Blake Martin starts the game for New Britain and does OK for five innings, deserving the win he earns. He gets two K’s in the first inning (five total for the game), but they sandwich two virtually identical solo shots over the right field fence, and Reading breaks out with a two-run lead. After that he settles down and scatters a few baseruners but holds Reading in check. New Britain in their half of the first manages to load the bases with nobody out. It is clear, though, they the parent club has done a good job of teaching “Twins Baseball” as the next three batters fly out and they end up getting only one run. They make up for it in the next two innings, however, when the Rockcats take advantage of a shaky performance by the Reading starter (Brody Colvin, making his second start at this level, who lasts 2.2 innings, giving up four hits and seven walks and bouncing more than one ball to the backstop). In the second, Chris Hermann hits a nice three-run homer over the right field fence (it is the first and only hit of the inning for New Britain – those walks will kill ya.) Then, in the third, Romero takes first after being hit by the pitch, Hanson singles and Beresford doubles (bringing in Romero), and Hermann walks, loading the bases. That will be it for the Reading Starter as he is pulled for a reliever, who promptly gives up singles to Arcia and Colabello, scoring three more. At the end of three, it is 8-2 New Britain.
The game is basically over from that point forward, going on cruise control until late in the evening. Arcia caps a three-hit night with a two-run homer in the seventh (how is this guy not in the majors yet!), making it 10-2, and Bruce Pugh and Edgar Ibarra combine to give up four runs in the eighth and ninth and perhaps give Reading a false sense of hope, but Dakota Watts finally closes it out with a one-pitch grounder back to the mound and the fans go away happy. The series win is guaranteed, and more importantly New Britain now has a little cushion over their rival in the race for that second playoff spot.
It is football night at New Britain Stadium, and they modify their contests appropriately.
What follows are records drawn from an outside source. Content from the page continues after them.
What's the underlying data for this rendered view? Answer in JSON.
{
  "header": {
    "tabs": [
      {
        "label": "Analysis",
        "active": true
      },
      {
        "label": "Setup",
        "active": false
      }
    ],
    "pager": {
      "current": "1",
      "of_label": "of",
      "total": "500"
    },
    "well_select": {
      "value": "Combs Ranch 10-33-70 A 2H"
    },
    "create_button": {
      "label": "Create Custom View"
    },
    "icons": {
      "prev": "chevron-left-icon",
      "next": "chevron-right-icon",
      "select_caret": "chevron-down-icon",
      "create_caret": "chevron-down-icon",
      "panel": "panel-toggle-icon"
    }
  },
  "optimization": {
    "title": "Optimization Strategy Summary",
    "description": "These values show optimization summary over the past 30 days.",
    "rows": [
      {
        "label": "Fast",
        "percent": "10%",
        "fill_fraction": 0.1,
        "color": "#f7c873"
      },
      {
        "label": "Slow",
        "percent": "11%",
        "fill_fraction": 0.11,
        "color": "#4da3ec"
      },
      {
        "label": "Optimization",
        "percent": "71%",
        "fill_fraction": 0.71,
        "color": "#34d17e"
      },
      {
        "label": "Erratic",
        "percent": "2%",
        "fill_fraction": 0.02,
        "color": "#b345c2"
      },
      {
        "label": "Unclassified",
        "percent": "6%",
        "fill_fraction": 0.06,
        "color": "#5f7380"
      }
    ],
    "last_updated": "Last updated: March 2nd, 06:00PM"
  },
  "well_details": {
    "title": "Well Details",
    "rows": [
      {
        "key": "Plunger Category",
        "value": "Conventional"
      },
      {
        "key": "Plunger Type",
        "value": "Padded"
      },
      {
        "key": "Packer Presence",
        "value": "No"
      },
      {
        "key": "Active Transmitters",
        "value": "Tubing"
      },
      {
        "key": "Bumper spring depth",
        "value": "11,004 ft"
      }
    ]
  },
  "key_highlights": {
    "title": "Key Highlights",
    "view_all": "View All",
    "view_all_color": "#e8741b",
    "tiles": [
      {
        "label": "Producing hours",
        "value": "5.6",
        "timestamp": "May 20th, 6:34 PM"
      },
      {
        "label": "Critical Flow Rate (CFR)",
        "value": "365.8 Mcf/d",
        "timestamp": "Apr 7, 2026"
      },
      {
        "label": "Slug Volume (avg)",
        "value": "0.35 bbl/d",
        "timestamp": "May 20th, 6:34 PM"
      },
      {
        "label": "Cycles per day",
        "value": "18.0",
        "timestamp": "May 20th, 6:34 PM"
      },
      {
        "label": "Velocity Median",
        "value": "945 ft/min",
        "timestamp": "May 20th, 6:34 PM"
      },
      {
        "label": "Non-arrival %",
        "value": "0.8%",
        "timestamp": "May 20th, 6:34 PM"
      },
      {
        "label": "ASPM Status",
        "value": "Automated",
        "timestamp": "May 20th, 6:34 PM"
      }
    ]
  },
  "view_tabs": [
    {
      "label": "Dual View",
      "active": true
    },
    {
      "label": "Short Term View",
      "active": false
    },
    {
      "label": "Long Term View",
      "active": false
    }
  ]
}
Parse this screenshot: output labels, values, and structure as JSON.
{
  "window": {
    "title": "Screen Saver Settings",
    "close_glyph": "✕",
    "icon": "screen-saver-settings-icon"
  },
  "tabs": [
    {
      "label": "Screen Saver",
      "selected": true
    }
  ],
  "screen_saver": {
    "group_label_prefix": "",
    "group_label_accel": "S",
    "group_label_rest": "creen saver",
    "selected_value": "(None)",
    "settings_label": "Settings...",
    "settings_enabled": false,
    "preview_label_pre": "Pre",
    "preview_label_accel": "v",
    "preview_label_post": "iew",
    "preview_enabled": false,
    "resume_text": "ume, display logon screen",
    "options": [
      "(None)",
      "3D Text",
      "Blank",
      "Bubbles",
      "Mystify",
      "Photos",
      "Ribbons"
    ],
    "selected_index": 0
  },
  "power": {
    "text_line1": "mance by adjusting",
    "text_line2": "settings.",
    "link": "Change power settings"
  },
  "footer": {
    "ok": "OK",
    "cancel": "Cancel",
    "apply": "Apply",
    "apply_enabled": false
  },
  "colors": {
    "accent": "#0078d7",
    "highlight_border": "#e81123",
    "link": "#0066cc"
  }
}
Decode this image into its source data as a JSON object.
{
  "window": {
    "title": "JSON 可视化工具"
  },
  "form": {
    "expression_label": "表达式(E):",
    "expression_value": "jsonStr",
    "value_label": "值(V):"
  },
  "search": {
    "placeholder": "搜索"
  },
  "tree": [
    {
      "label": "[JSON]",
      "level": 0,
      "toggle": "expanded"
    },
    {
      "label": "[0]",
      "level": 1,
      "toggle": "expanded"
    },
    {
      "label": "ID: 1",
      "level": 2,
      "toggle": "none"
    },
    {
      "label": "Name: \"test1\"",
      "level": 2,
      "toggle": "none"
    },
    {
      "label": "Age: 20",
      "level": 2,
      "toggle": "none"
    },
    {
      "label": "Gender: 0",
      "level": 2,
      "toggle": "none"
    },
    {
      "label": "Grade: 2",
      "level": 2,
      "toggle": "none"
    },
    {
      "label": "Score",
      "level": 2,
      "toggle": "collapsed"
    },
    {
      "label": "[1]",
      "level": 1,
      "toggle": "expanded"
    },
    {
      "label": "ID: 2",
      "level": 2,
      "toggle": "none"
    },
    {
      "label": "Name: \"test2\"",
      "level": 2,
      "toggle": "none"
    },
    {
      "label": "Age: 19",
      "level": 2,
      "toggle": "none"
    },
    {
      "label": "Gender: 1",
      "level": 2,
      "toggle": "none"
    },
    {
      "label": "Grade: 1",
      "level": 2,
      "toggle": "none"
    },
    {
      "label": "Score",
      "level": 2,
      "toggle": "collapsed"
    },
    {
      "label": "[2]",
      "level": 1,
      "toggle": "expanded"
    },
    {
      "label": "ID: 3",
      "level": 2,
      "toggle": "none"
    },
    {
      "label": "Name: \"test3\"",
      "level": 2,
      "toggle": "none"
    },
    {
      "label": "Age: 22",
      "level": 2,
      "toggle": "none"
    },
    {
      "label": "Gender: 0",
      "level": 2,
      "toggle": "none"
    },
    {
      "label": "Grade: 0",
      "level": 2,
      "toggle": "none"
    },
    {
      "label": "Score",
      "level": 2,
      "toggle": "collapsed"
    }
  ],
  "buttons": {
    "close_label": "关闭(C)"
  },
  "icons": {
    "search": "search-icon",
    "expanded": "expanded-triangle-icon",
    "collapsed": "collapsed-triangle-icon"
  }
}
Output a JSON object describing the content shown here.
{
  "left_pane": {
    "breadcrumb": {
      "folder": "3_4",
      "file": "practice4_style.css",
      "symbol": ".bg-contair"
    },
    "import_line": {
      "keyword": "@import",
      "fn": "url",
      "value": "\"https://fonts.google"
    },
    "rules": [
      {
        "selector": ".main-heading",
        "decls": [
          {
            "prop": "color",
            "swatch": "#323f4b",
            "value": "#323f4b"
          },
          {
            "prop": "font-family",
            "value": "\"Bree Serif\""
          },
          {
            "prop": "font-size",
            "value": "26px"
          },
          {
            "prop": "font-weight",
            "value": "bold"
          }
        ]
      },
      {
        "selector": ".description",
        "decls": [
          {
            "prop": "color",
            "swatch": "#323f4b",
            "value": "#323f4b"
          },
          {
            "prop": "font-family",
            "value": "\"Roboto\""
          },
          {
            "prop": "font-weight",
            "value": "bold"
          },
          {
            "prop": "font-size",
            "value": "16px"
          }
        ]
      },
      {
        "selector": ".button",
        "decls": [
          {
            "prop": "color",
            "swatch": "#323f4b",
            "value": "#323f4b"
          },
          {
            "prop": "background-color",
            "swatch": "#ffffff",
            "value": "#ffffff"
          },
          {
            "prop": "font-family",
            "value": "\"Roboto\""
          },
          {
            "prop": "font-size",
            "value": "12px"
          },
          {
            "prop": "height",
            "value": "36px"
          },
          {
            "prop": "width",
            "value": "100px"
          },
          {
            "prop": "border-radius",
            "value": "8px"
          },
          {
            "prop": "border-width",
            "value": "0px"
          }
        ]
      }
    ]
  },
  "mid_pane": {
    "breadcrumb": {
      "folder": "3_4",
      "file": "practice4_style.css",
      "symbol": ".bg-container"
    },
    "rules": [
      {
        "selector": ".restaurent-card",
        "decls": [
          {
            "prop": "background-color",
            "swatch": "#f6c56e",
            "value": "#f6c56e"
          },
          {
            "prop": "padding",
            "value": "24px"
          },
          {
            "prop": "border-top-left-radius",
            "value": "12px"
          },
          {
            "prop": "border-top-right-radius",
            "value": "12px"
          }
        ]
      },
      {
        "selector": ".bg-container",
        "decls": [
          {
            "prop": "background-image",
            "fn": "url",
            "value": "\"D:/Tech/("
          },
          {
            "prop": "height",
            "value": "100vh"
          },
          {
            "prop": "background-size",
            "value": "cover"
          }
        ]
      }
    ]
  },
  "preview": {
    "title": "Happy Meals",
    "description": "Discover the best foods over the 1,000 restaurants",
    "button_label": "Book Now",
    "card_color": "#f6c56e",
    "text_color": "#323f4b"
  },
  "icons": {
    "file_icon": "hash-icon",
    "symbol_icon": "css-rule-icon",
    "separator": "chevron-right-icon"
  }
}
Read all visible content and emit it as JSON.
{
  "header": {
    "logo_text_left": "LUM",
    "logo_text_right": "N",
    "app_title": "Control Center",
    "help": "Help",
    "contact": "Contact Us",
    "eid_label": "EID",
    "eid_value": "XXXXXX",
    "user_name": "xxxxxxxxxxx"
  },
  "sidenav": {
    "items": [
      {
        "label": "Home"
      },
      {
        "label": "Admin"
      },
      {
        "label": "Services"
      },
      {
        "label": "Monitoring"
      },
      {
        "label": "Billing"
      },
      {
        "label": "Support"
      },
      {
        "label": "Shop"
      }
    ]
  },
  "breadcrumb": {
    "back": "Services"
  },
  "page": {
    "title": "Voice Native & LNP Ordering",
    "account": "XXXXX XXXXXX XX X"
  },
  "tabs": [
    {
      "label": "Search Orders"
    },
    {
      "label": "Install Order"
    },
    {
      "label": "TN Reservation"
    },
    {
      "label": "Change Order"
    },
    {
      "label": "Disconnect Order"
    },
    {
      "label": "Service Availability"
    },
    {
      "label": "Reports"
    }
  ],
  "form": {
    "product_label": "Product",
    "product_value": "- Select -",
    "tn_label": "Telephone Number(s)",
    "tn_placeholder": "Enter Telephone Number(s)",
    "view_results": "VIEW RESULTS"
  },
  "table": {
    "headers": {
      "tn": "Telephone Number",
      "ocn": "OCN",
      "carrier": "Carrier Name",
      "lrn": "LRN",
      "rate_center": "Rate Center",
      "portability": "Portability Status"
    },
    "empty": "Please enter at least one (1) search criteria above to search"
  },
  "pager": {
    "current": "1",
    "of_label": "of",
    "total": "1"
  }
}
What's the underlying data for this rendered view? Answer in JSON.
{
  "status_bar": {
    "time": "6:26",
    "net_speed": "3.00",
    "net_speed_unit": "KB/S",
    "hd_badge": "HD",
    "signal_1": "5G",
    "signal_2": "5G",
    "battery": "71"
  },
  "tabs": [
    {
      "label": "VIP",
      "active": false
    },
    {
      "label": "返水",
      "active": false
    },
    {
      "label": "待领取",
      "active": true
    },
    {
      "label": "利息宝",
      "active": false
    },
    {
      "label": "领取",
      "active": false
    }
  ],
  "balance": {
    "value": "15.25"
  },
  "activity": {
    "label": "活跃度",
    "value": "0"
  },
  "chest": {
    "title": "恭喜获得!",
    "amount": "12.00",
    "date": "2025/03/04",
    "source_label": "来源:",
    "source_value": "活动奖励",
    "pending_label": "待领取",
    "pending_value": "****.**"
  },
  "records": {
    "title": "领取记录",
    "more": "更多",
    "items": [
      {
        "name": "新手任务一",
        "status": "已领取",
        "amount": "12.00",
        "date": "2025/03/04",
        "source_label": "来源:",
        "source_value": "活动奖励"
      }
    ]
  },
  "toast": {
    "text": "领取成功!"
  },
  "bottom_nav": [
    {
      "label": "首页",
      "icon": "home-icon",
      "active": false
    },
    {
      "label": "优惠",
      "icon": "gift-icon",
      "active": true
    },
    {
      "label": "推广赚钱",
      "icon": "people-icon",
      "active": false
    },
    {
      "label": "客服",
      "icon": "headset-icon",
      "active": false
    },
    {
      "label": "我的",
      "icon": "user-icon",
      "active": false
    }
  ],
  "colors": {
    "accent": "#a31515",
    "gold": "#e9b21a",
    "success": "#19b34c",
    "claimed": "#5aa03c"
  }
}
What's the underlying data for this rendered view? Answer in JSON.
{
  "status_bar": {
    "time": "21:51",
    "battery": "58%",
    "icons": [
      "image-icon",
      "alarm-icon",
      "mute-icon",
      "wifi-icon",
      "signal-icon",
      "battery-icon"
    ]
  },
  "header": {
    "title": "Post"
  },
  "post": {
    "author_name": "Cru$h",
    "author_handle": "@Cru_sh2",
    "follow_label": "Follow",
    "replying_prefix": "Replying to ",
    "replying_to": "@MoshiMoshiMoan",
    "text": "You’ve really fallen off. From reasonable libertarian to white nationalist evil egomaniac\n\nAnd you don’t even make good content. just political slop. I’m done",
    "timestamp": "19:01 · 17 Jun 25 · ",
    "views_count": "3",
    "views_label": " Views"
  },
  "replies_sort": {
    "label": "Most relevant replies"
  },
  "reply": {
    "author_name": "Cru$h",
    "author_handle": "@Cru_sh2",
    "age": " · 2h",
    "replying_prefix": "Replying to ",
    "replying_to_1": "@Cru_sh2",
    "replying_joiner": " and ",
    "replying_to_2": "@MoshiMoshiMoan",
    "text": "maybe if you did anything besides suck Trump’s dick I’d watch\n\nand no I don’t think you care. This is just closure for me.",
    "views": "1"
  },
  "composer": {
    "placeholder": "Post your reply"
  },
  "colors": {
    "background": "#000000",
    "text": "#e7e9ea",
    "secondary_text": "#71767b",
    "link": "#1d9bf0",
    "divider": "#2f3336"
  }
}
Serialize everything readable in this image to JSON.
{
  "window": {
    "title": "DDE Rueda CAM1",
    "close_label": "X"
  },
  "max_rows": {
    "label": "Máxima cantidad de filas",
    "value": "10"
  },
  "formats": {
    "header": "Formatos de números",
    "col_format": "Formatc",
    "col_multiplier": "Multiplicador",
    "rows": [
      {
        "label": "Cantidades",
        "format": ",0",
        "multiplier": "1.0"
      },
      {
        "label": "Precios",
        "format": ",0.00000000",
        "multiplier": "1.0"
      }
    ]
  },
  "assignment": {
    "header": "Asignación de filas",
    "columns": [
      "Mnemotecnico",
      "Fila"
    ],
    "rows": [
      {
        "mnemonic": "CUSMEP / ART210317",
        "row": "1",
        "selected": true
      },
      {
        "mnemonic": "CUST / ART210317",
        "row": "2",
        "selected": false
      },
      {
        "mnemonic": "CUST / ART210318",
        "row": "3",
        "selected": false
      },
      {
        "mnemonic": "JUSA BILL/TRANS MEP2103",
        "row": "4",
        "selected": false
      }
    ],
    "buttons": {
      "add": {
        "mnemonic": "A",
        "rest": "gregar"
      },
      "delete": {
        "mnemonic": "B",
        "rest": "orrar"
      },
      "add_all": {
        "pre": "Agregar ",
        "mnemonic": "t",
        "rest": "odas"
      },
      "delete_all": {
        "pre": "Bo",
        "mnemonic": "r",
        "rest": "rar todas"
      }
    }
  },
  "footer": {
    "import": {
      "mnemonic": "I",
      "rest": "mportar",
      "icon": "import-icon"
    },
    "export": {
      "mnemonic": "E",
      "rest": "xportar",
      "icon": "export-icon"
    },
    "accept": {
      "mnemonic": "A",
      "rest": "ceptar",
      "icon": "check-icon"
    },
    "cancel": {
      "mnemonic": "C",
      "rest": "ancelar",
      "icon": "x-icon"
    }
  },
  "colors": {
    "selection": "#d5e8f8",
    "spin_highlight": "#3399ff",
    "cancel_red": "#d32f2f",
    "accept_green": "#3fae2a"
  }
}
In one, three Dunkin’ Donuts mascots are racing a young child (who everybody knows is supposed to win), and it looks like the iced coffee is about to pull off an upset, when out of the dugout comes a red-shirted football player to take him down with a nice body tackle, clearing the way for the youngster. The football theme also carries over into their tossing contest, as two teams, made up of two kids each, compete. Each team has a person bending over in football fashion trying to hike rolls of toilet paper through their legs back to their teammates who are holding hula hoops. I’m not sure what the final score was (I didn’t see any of the rolls actually go through the hoops), but the contest appears to be successful and the kids go away happy.